▸ **Exercise**
Filter the records below and copy every line containing the word "Directory".

Dataset rows describing interfaces:
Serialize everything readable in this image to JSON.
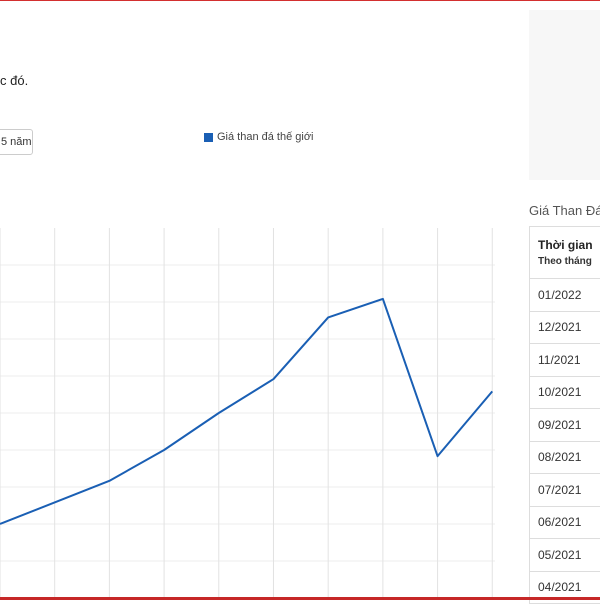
{
  "intro": {
    "text": "c đó."
  },
  "controls": {
    "period_label": "5 năm"
  },
  "legend": {
    "series_name": "Giá than đá thế giới",
    "color": "#1a5fb4"
  },
  "table": {
    "title": "Giá Than Đá",
    "header_main": "Thời gian",
    "header_sub": "Theo tháng",
    "rows": [
      "01/2022",
      "12/2021",
      "11/2021",
      "10/2021",
      "09/2021",
      "08/2021",
      "07/2021",
      "06/2021",
      "05/2021",
      "04/2021"
    ]
  },
  "chart_data": {
    "type": "line",
    "grid": true,
    "series": [
      {
        "name": "Giá than đá thế giới",
        "color": "#1a5fb4",
        "points": [
          [
            -2,
            24
          ],
          [
            0,
            38
          ],
          [
            1,
            48
          ],
          [
            2,
            60
          ],
          [
            3,
            71
          ],
          [
            4,
            91
          ],
          [
            5,
            97
          ],
          [
            6,
            46
          ],
          [
            7,
            67
          ]
        ]
      }
    ],
    "xlim": [
      -2,
      7.05
    ],
    "ylim": [
      0,
      120
    ]
  }
}
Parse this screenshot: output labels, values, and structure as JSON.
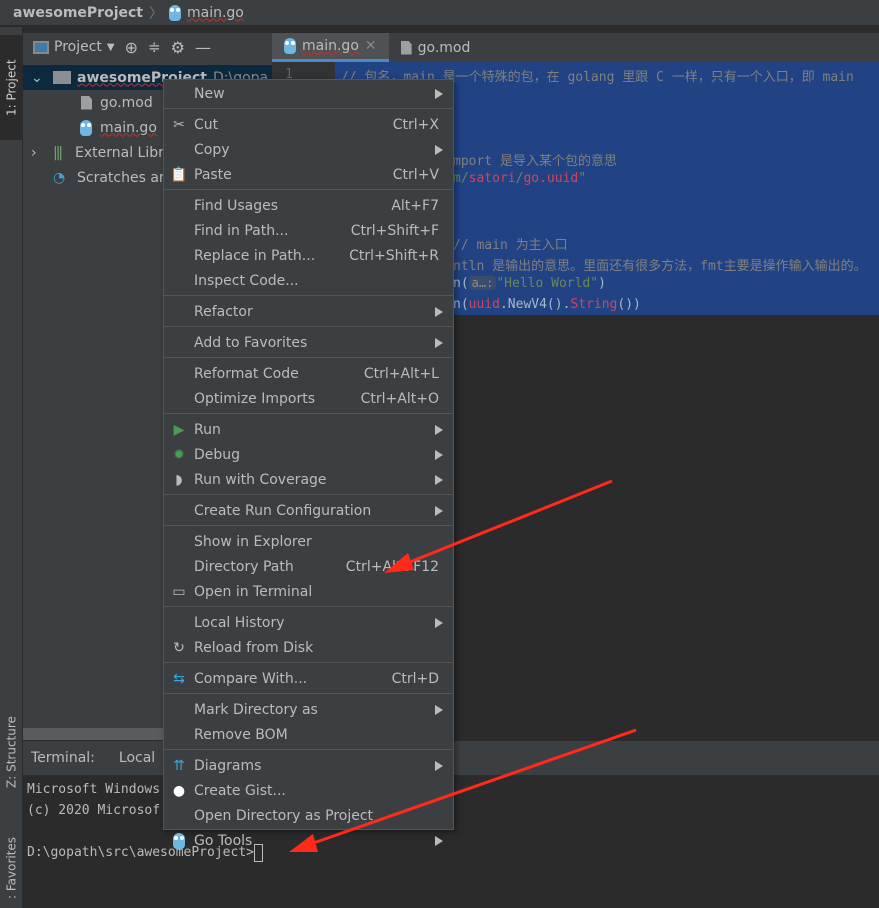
{
  "titlebar": {
    "project": "awesomeProject",
    "file": "main.go"
  },
  "leftstrip": {
    "project_tab": "1: Project",
    "structure_tab": "Z: Structure",
    "favorites_tab": ": Favorites"
  },
  "project_toolbar": {
    "view_label": "Project"
  },
  "tree": [
    {
      "label": "awesomeProject",
      "path": "D:\\gopa",
      "icon": "folder-icon",
      "expanded": true
    },
    {
      "label": "go.mod",
      "icon": "file-icon"
    },
    {
      "label": "main.go",
      "icon": "gopher-icon"
    },
    {
      "label": "External Libr",
      "icon": "library-icon"
    },
    {
      "label": "Scratches ar",
      "icon": "scratches-icon"
    }
  ],
  "editor_tabs": [
    {
      "label": "main.go",
      "active": true
    },
    {
      "label": "go.mod",
      "active": false
    }
  ],
  "code": {
    "line_number": "1",
    "line1": "// 包名，main 是一个特殊的包，在 golang 里跟 C 一样，只有一个入口，即 main",
    "line5": "mport 是导入某个包的意思",
    "line6_a": "m/",
    "line6_b": "satori",
    "line6_c": "/",
    "line6_d": "go.uuid",
    "line6_e": "\"",
    "line9": "// main 为主入口",
    "line10": "ntln 是输出的意思。里面还有很多方法，fmt主要是操作输入输出的。",
    "line11_a": "n(",
    "line11_hint": "a…:",
    "line11_b": "\"Hello World\"",
    "line11_c": ")",
    "line12_a": "n(",
    "line12_b": "uuid",
    "line12_c": ".NewV4().",
    "line12_d": "String",
    "line12_e": "())"
  },
  "terminal": {
    "label": "Terminal:",
    "tab": "Local",
    "lines": [
      "Microsoft Windows",
      "(c) 2020 Microsof",
      "",
      "D:\\gopath\\src\\awesomeProject>"
    ]
  },
  "context_menu": [
    {
      "label": "New",
      "submenu": true
    },
    {
      "sep": true
    },
    {
      "label": "Cut",
      "shortcut": "Ctrl+X",
      "icon": "scissors-icon"
    },
    {
      "label": "Copy",
      "submenu": true
    },
    {
      "label": "Paste",
      "shortcut": "Ctrl+V",
      "icon": "clipboard-icon"
    },
    {
      "sep": true
    },
    {
      "label": "Find Usages",
      "shortcut": "Alt+F7"
    },
    {
      "label": "Find in Path...",
      "shortcut": "Ctrl+Shift+F"
    },
    {
      "label": "Replace in Path...",
      "shortcut": "Ctrl+Shift+R"
    },
    {
      "label": "Inspect Code..."
    },
    {
      "sep": true
    },
    {
      "label": "Refactor",
      "submenu": true
    },
    {
      "sep": true
    },
    {
      "label": "Add to Favorites",
      "submenu": true
    },
    {
      "sep": true
    },
    {
      "label": "Reformat Code",
      "shortcut": "Ctrl+Alt+L"
    },
    {
      "label": "Optimize Imports",
      "shortcut": "Ctrl+Alt+O"
    },
    {
      "sep": true
    },
    {
      "label": "Run",
      "submenu": true,
      "icon": "run-icon"
    },
    {
      "label": "Debug",
      "submenu": true,
      "icon": "debug-icon"
    },
    {
      "label": "Run with Coverage",
      "submenu": true,
      "icon": "coverage-icon"
    },
    {
      "sep": true
    },
    {
      "label": "Create Run Configuration",
      "submenu": true
    },
    {
      "sep": true
    },
    {
      "label": "Show in Explorer"
    },
    {
      "label": "Directory Path",
      "shortcut": "Ctrl+Alt+F12"
    },
    {
      "label": "Open in Terminal",
      "icon": "terminal-icon"
    },
    {
      "sep": true
    },
    {
      "label": "Local History",
      "submenu": true
    },
    {
      "label": "Reload from Disk",
      "icon": "reload-icon"
    },
    {
      "sep": true
    },
    {
      "label": "Compare With...",
      "shortcut": "Ctrl+D",
      "icon": "compare-icon"
    },
    {
      "sep": true
    },
    {
      "label": "Mark Directory as",
      "submenu": true
    },
    {
      "label": "Remove BOM"
    },
    {
      "sep": true
    },
    {
      "label": "Diagrams",
      "submenu": true,
      "icon": "diagrams-icon"
    },
    {
      "label": "Create Gist...",
      "icon": "github-icon"
    },
    {
      "label": "Open Directory as Project"
    },
    {
      "label": "Go Tools",
      "submenu": true,
      "icon": "gopher-icon"
    }
  ],
  "colors": {
    "accent": "#4a88c7",
    "selection": "#214283",
    "annotation_arrow": "#ff2a1a"
  }
}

▸ **Result below**
      "label": "Directory Path",
      "label": "Mark Directory as",
      "label": "Open Directory as Project"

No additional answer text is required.